  • Some believe that restaurants are not proactive in telling customers

Business Engagement Question: How do we get businesses engaged with residents in crime reduction?

F. Issue Statement 6: 80% of Residents Surveyed Would Like Greater Community/Police Interaction.

  • CAPS meetings are too infrequent. If only six meetings a year, with heavy work and travel schedules, the number of residents who are interested is reduced to a small percent who can attend.
  • Meeting locations outside of the community that take an hour to reach are a strong deterrent.
  • Separating Beats 1833 and 1834 dilutes our effort to work as a community.
  • People won’t go to the meeting if they don’t know about it or what to expect or if they don’t see a tangible result. Why invest time?
  • There is insufficient outreach to the community about the meeting content, date and time. What is the reach of the aldermen’s newsletters and community organization newsletters? Some have posted the wrong date and time.
  • Residents would like police officers to visit businesses and residential lobbies like they used to.
  • Residents would like police officers to walk the neighborhood like they used to.
  • Residents are not aware of networking between CPD, security companies, Northwestern University Police, Northwestern Medicine.
  • Why not focus on high crime corridors, Chicago, Illinois?

Community/Police Interaction Question: How do we increase community/police interaction?

G. Issue Statement 7: 61% of residents would value a real-time crime alert system.

  • People want real time alerts about crime but none exist.
  • Police alerts are sometimes weeks after the fact.
  • There does not appear to be any pattern identification to warn people quickly of a crime pattern. (e.g., 2015 carjackings)
  • Information is not shared between residential buildings or residents. Don’t know if hotels and businesses have any network.
  • We do not have a good way to share information and to share it quickly. We are not sure what technology is available. (NextDoor, River North Residents Association)
  • No one in the community or government has taken leadership to install a system.
  • Concern for image, keep it quiet, don’t want Chiraq.
  • News media not reporting crime in Streeterville.
  • People become numb so reporting needs to be productive.
  • What can we learn from other communities. (best practices?)
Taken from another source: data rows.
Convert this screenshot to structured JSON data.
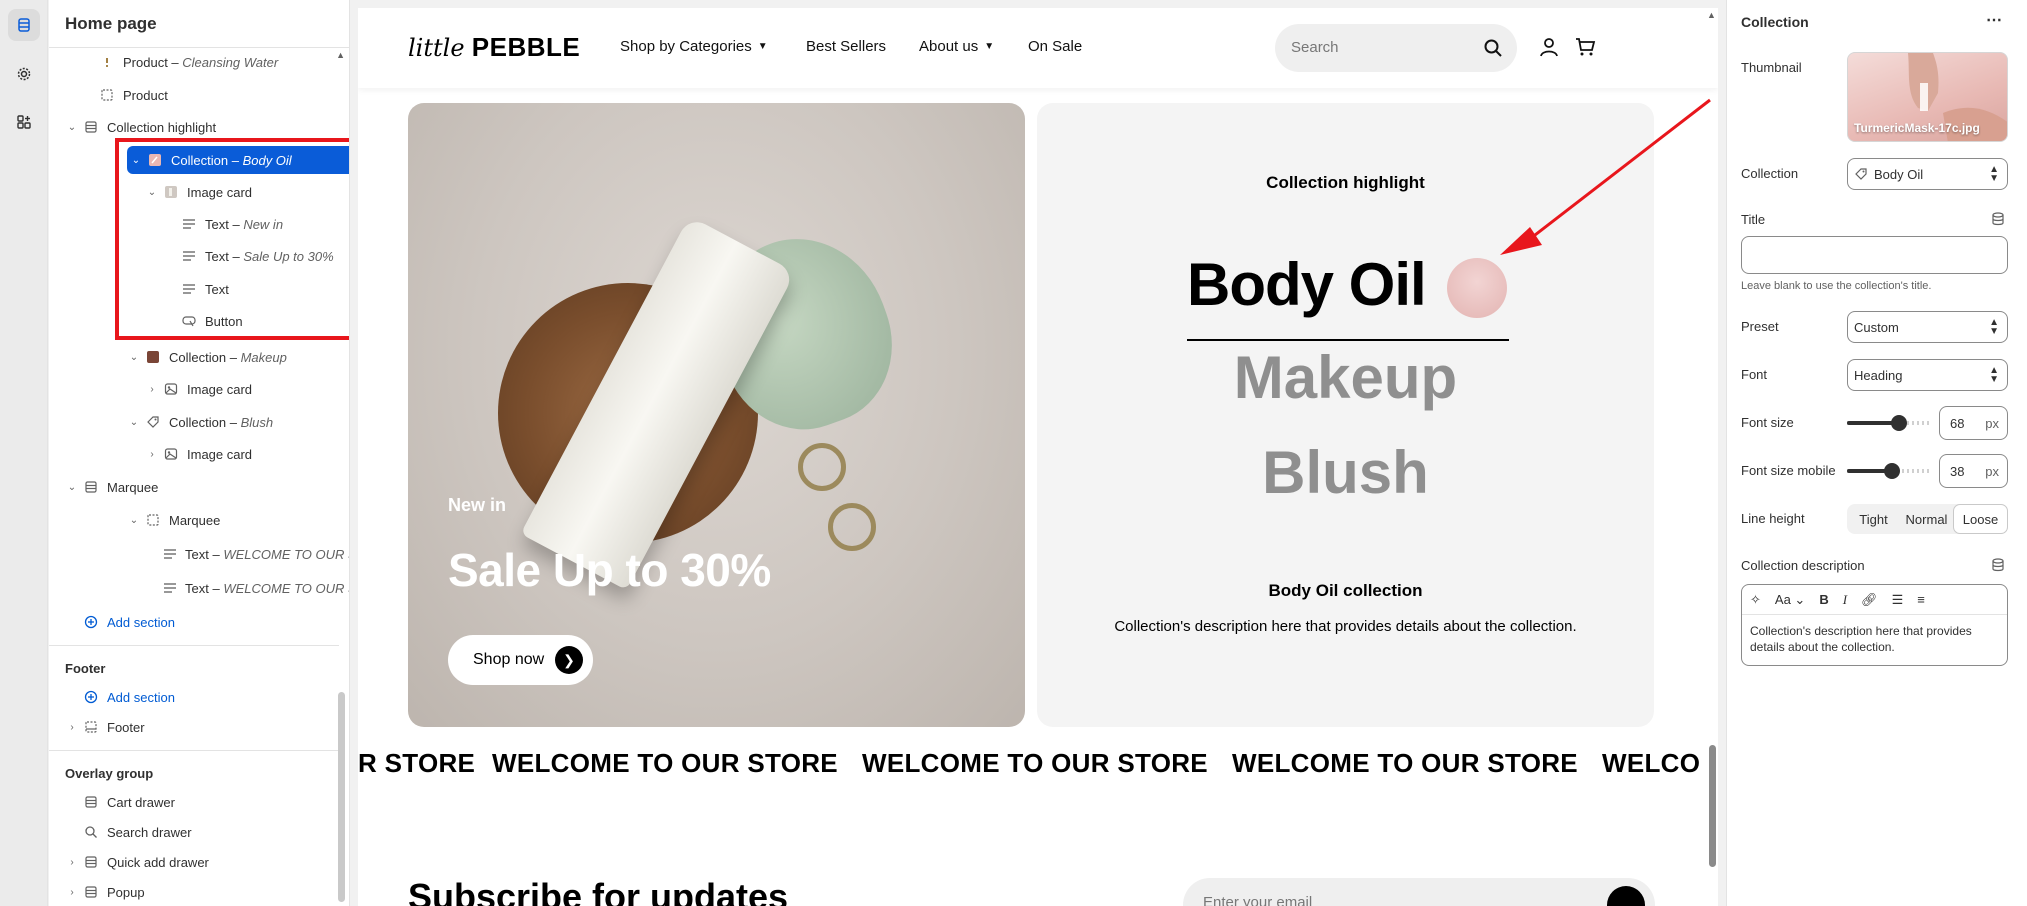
{
  "sidebar": {
    "title": "Home page",
    "items": [
      {
        "label": "Product",
        "sub": "Cleansing Water"
      },
      {
        "label": "Product",
        "sub": ""
      },
      {
        "label": "Collection highlight",
        "sub": ""
      },
      {
        "label": "Collection",
        "sub": "Body Oil"
      },
      {
        "label": "Image card",
        "sub": ""
      },
      {
        "label": "Text",
        "sub": "New in"
      },
      {
        "label": "Text",
        "sub": "Sale Up to 30%"
      },
      {
        "label": "Text",
        "sub": ""
      },
      {
        "label": "Button",
        "sub": ""
      },
      {
        "label": "Collection",
        "sub": "Makeup"
      },
      {
        "label": "Image card",
        "sub": ""
      },
      {
        "label": "Collection",
        "sub": "Blush"
      },
      {
        "label": "Image card",
        "sub": ""
      },
      {
        "label": "Marquee",
        "sub": ""
      },
      {
        "label": "Marquee",
        "sub": ""
      },
      {
        "label": "Text",
        "sub": "WELCOME TO OUR ST..."
      },
      {
        "label": "Text",
        "sub": "WELCOME TO OUR ST..."
      }
    ],
    "add_section": "Add section",
    "footer_group": "Footer",
    "footer_add": "Add section",
    "footer_item": "Footer",
    "overlay_group": "Overlay group",
    "overlay_items": [
      "Cart drawer",
      "Search drawer",
      "Quick add drawer",
      "Popup"
    ]
  },
  "store": {
    "logo_script": "little",
    "logo_word": "PEBBLE",
    "nav": [
      "Shop by Categories",
      "Best Sellers",
      "About us",
      "On Sale"
    ],
    "search_placeholder": "Search",
    "hero_small": "New in",
    "hero_big": "Sale Up to 30%",
    "shop_now": "Shop now",
    "ch_eyebrow": "Collection highlight",
    "ch_active": "Body Oil",
    "ch_inactive": [
      "Makeup",
      "Blush"
    ],
    "ch_name": "Body Oil collection",
    "ch_desc": "Collection's description here that provides details about the collection.",
    "marquee": [
      "R STORE",
      "WELCOME TO OUR STORE",
      "WELCOME TO OUR STORE",
      "WELCOME TO OUR STORE",
      "WELCO"
    ],
    "subscribe_title": "Subscribe for updates",
    "email_placeholder": "Enter your email"
  },
  "panel": {
    "title": "Collection",
    "more": "⋯",
    "thumbnail_label": "Thumbnail",
    "thumbnail_file": "TurmericMask-17c.jpg",
    "collection_label": "Collection",
    "collection_value": "Body Oil",
    "title_label": "Title",
    "title_value": "",
    "title_help": "Leave blank to use the collection's title.",
    "preset_label": "Preset",
    "preset_value": "Custom",
    "font_label": "Font",
    "font_value": "Heading",
    "font_size_label": "Font size",
    "font_size_value": "68",
    "font_size_mobile_label": "Font size mobile",
    "font_size_mobile_value": "38",
    "unit": "px",
    "line_height_label": "Line height",
    "line_height_options": [
      "Tight",
      "Normal",
      "Loose"
    ],
    "line_height_selected": "Loose",
    "desc_label": "Collection description",
    "desc_value": "Collection's description here that provides details about the collection.",
    "font_size_fraction": 0.62,
    "font_size_mobile_fraction": 0.53
  },
  "colors": {
    "selected": "#0a5cd8",
    "highlight": "#e8161c",
    "link": "#005bd3"
  }
}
Crime alert question: How do we develop an effective real time crime alert system?

H. Useful Information Before Solution Brainstorming.

  • Why do people think crime is caused by outsiders? (What are arrest statistics?)
  • What % of victims are from outside, this might support the notion that thieves target tourists.
  • Why are CAPS meetings so infrequent?
  • What is the reason for removing meeting sites from the neighborhood?
  • What is the reason for separating Streeterville Police Beats 1833 and 1834?
  • What can we learn from other communities about crime prevention programs and best practices?
  • What percent of owners do not live in Streeterville?

I. Next Steps: “Design Strategies” (solutions)

  • Meet again in two to three weeks to speed up the process.
  • Refine presentation content.
  • Draft outline.
  • For the solution phase, we should consider a community event to educate, brainstorm solutions, get buy-in and engagement.
  • Consider how to engage business community, Northwestern University, Northwestern Medicine and our two aldermen.
  • Secure meeting facility.
  • Solicit contributors/speakers.
  • Advertise.
  • Form work groups to develop implementation.
  • Meet regularly to manage and measure and report.

J. Vision to Use This Process for Other Quality of Life Issues

  • Traffic
  • Sound Management
  • Broken Infrastructure
  • Homeless
  • Graffiti
  • Parks and Greening
  • Enhancements
  • Recycling

K. Join us at SNA60611@gmail.com